This year I made an Advent calendar of witches I learned about while writing The Witch of Eye, because their defiant resistance is light upon light. Today, behind door number 2, I put Walpurga Hausmännin.
You can read a full essay about her over at Diagram. Here’s part of her story:
For thirty years Walpurga Hausmännin worked as a licensed midwife, which meant induced labor, pain meds, birth control, fertility treatments, and abortion. It meant woman who gives you choices you didn’t think you were allowed to have. It meant woman who knows more of death and birth than anyone else in a village in a century when everyone knew so much of both.
The way the story of the court records goes, when she was newly widowed, Walpurga cut corn for Hans Schlumperger. In that field she made arrangements for sex with Bis in Pfarrhof. “Him she enticed with lewd speeches and gestures.” But instead, at the agreed upon hour, a demon named Federlin came to her in this man’s clothes. After fornication she felt the cloven hoof of the whoremonger, who promised to save her from her poverty. She flew with him sometimes on a pitchfork.
It’s hard to resist the sense that you can hear truth inside the confessions. Far more likely you’ve just caught an echo of something about yourself. For example, I think Walpurga had feelings for that corn-cutter who turned out to be something else altogether. I think for a time she felt wanton and reckless and happy. And that she was sorry about it later.
She says she is sorry so many times in these records. She seems to really believe she deserves what is happening to her. Centuries later, I want to absolve her of this cruel spell the judges put on her. To say, ‘Walpurga, who among us?’
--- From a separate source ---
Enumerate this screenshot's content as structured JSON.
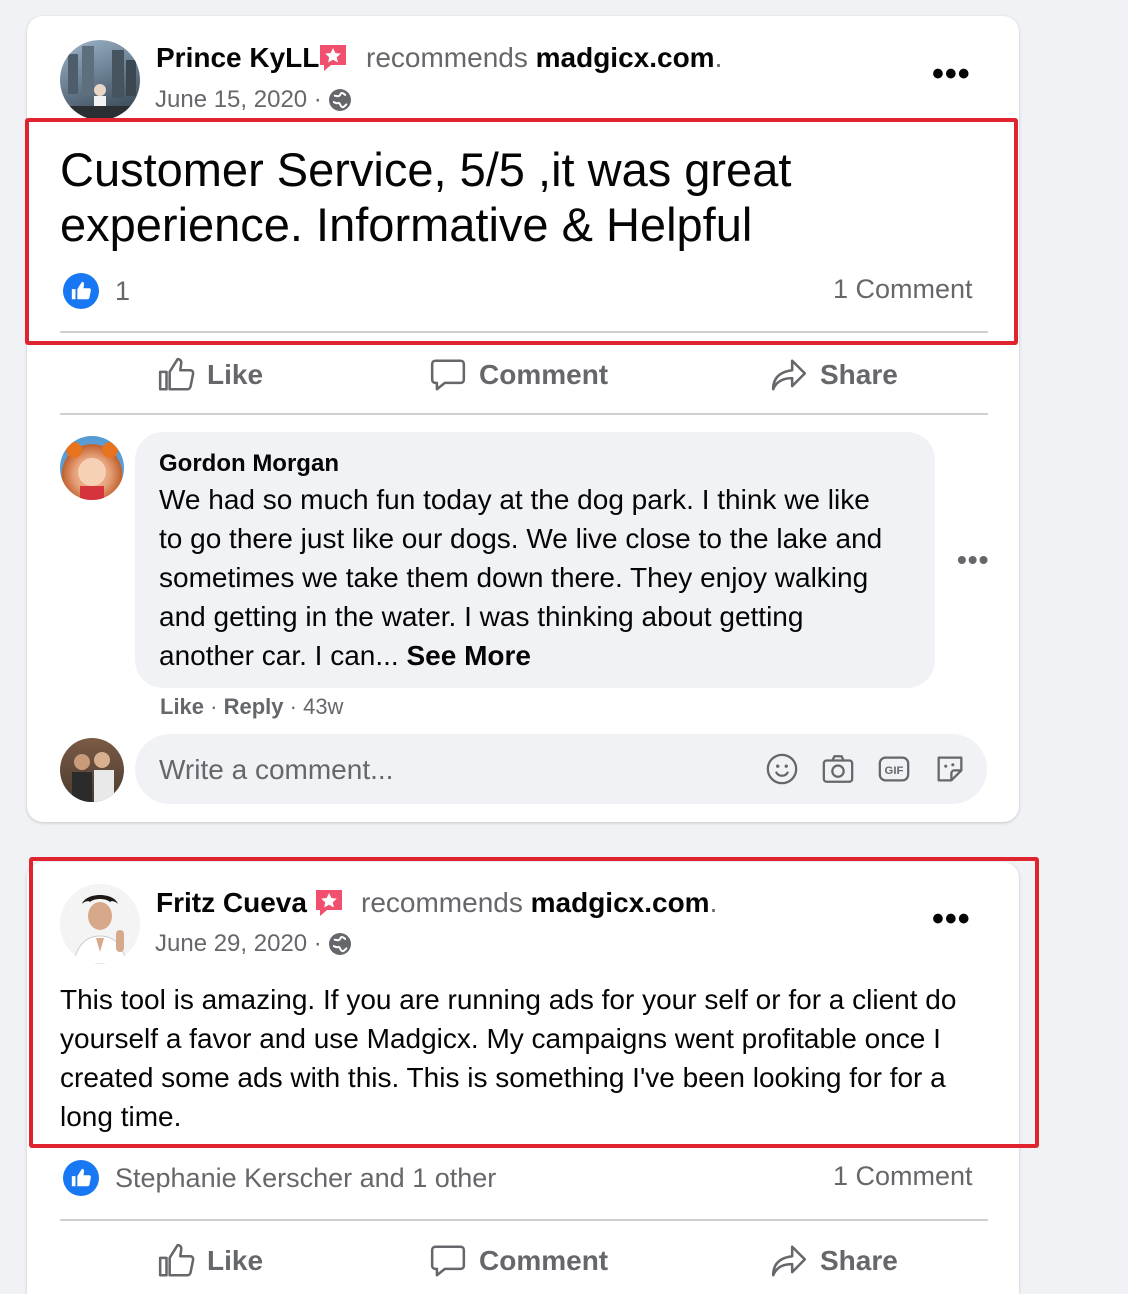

After they tortured and burned her, they dumped her ashes in the nearest flowing stream. This last part at least seems right to me. After absorbing every crime the village had ever known, every stillbirth, every miscarriage, every sick cow, so the inquisition of Dillingin, Germany could be snuffed out with her, she ought to be have been set free to wander the aimless drift of water down through one forest and field after another.